:: LISTED ENTRIES ::
§ §
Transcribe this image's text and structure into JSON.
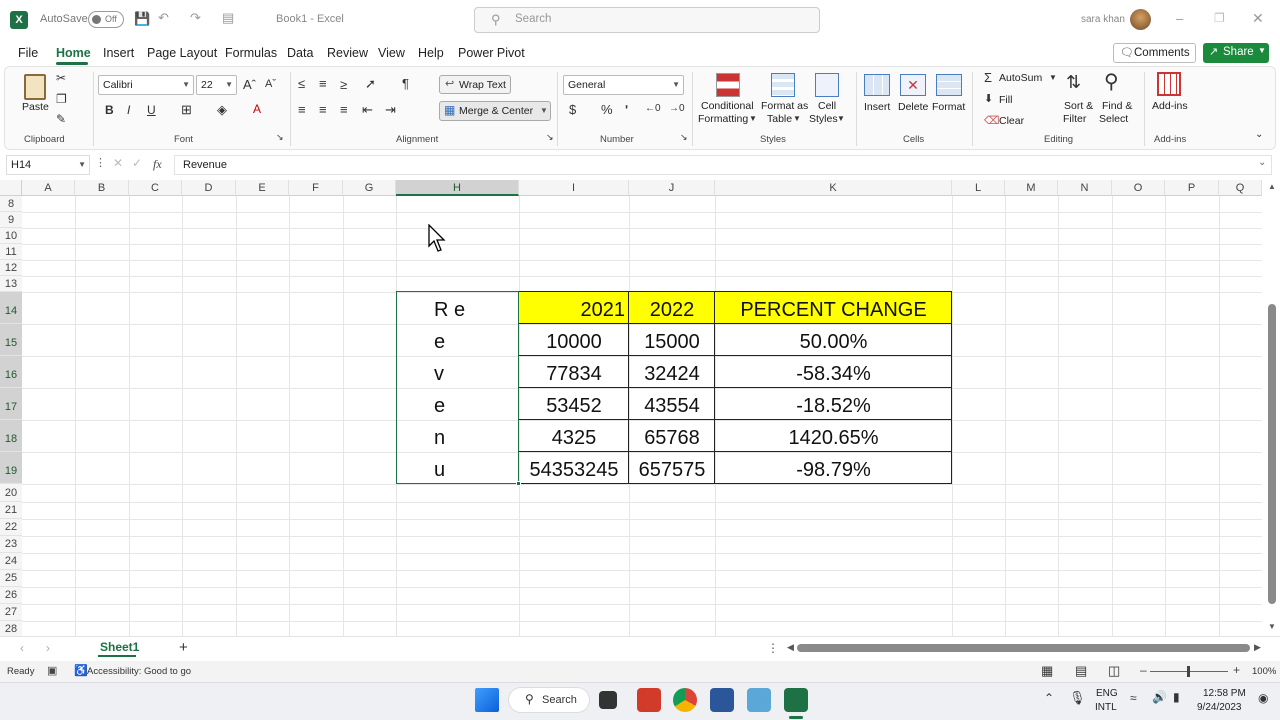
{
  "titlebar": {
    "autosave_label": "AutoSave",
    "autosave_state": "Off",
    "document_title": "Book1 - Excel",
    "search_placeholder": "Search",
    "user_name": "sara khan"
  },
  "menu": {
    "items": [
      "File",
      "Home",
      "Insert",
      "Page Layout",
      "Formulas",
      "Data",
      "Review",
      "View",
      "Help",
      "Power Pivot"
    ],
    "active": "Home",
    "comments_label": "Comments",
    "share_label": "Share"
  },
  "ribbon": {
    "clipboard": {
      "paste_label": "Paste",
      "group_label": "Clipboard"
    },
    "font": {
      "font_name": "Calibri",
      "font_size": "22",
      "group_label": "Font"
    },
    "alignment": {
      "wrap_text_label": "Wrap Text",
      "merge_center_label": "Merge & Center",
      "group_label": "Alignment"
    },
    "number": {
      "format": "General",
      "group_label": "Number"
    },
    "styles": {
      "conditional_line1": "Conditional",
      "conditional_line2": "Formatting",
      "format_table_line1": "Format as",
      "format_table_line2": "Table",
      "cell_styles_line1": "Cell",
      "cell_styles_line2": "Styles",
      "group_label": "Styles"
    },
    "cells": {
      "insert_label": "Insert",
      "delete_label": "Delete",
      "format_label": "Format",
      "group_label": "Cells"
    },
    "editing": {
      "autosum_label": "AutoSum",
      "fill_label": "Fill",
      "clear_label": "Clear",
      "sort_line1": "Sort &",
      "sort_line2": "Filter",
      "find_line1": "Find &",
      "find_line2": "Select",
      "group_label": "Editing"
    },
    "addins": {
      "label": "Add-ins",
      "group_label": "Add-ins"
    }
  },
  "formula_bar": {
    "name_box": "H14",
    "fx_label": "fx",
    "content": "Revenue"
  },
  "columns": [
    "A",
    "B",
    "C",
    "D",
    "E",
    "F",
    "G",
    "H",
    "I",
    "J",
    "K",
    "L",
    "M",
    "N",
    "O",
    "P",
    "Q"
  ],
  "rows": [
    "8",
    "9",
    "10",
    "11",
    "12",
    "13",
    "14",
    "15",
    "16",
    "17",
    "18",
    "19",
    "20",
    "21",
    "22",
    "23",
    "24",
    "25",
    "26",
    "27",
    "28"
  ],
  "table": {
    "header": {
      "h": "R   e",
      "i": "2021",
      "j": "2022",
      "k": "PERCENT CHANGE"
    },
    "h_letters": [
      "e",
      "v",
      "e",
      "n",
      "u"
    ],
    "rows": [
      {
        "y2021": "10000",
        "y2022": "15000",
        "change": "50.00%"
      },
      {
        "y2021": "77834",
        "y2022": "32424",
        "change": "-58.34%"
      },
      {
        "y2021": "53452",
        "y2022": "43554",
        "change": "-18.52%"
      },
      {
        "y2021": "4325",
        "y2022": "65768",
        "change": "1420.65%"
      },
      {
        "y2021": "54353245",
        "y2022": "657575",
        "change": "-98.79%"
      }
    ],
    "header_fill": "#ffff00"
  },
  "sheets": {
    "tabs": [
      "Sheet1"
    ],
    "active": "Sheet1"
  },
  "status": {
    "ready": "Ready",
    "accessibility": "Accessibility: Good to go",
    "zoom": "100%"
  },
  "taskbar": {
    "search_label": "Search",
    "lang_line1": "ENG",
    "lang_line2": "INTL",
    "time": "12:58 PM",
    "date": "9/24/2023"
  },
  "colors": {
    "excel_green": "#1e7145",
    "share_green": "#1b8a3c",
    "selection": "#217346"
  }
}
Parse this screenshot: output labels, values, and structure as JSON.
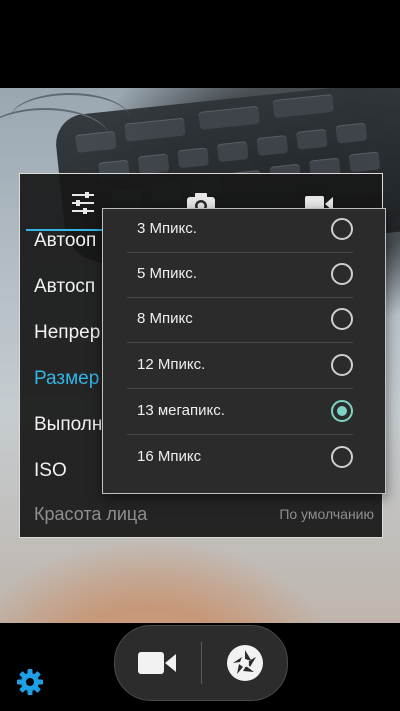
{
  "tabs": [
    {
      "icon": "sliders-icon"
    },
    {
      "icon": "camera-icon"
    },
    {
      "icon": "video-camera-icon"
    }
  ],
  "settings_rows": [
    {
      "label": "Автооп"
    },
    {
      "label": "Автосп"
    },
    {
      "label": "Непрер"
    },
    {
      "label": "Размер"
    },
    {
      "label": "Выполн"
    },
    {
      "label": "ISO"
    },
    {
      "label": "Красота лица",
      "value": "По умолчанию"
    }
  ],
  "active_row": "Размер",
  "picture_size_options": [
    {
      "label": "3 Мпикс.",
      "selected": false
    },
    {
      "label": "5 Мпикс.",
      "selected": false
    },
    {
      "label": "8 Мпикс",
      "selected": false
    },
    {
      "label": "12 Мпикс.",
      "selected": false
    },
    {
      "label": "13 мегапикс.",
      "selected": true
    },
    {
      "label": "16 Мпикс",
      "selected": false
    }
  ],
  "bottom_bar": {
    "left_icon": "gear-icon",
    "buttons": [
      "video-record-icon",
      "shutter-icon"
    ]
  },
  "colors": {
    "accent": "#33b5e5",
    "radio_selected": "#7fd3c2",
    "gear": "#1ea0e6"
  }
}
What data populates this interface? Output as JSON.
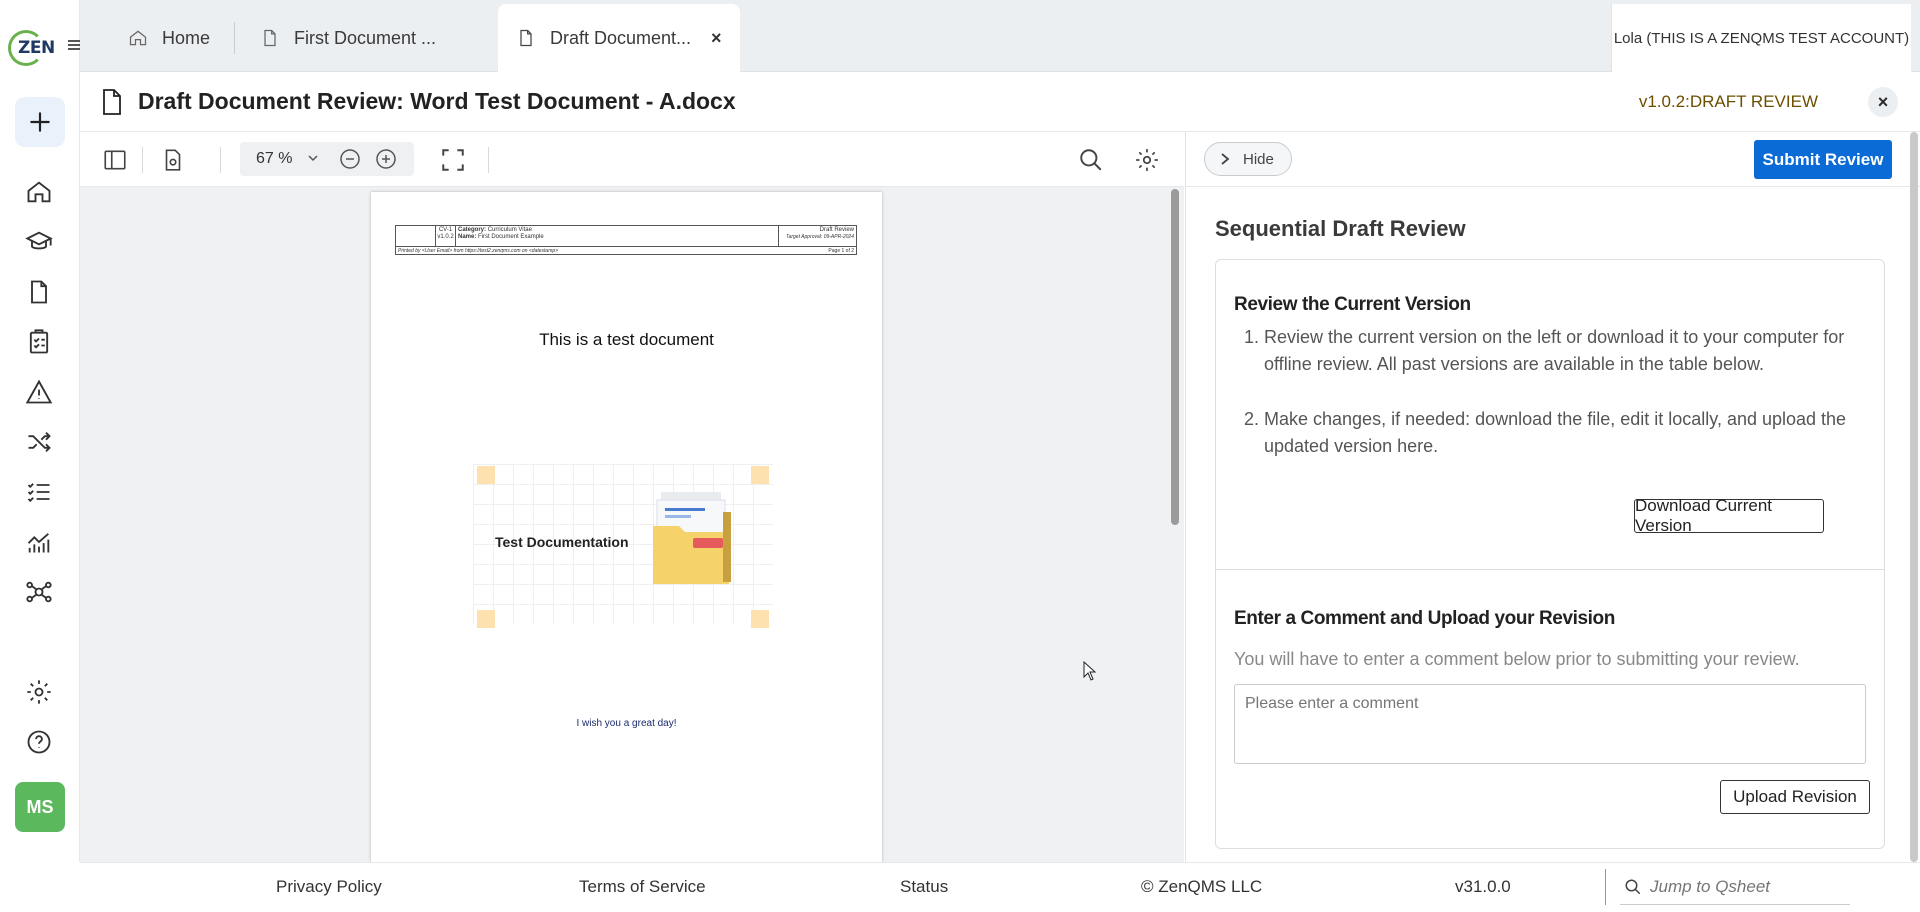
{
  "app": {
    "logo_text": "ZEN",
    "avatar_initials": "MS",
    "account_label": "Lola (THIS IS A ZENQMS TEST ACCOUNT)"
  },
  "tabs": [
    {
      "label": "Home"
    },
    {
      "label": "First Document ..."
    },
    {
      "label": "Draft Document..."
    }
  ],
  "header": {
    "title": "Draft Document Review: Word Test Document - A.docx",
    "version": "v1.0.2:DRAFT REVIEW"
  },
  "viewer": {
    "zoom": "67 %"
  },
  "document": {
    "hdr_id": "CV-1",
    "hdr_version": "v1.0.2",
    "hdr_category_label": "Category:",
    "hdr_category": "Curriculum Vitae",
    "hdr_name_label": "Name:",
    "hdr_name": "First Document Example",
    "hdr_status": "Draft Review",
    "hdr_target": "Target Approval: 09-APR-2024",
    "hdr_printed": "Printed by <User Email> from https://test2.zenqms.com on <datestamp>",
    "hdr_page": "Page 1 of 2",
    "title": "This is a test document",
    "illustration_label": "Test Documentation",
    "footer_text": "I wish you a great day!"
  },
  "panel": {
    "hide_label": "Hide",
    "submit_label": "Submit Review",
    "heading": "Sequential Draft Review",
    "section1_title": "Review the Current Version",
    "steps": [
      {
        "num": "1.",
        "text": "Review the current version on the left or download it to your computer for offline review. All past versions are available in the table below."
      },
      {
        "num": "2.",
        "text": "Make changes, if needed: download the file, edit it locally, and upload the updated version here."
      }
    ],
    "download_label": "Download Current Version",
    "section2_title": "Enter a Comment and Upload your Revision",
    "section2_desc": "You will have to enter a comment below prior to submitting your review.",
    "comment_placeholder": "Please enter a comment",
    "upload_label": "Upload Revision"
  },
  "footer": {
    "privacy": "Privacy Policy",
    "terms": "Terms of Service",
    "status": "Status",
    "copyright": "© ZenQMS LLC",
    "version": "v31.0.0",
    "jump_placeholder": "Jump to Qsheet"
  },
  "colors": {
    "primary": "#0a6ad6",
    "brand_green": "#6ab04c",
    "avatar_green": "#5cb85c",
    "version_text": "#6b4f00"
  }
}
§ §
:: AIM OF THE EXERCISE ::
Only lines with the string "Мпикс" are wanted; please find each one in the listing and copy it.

:: EXERCISE RESPONSE ::
      "label": "3 Мпикс.",
      "label": "5 Мпикс.",
      "label": "8 Мпикс",
      "label": "12 Мпикс.",
      "label": "16 Мпикс",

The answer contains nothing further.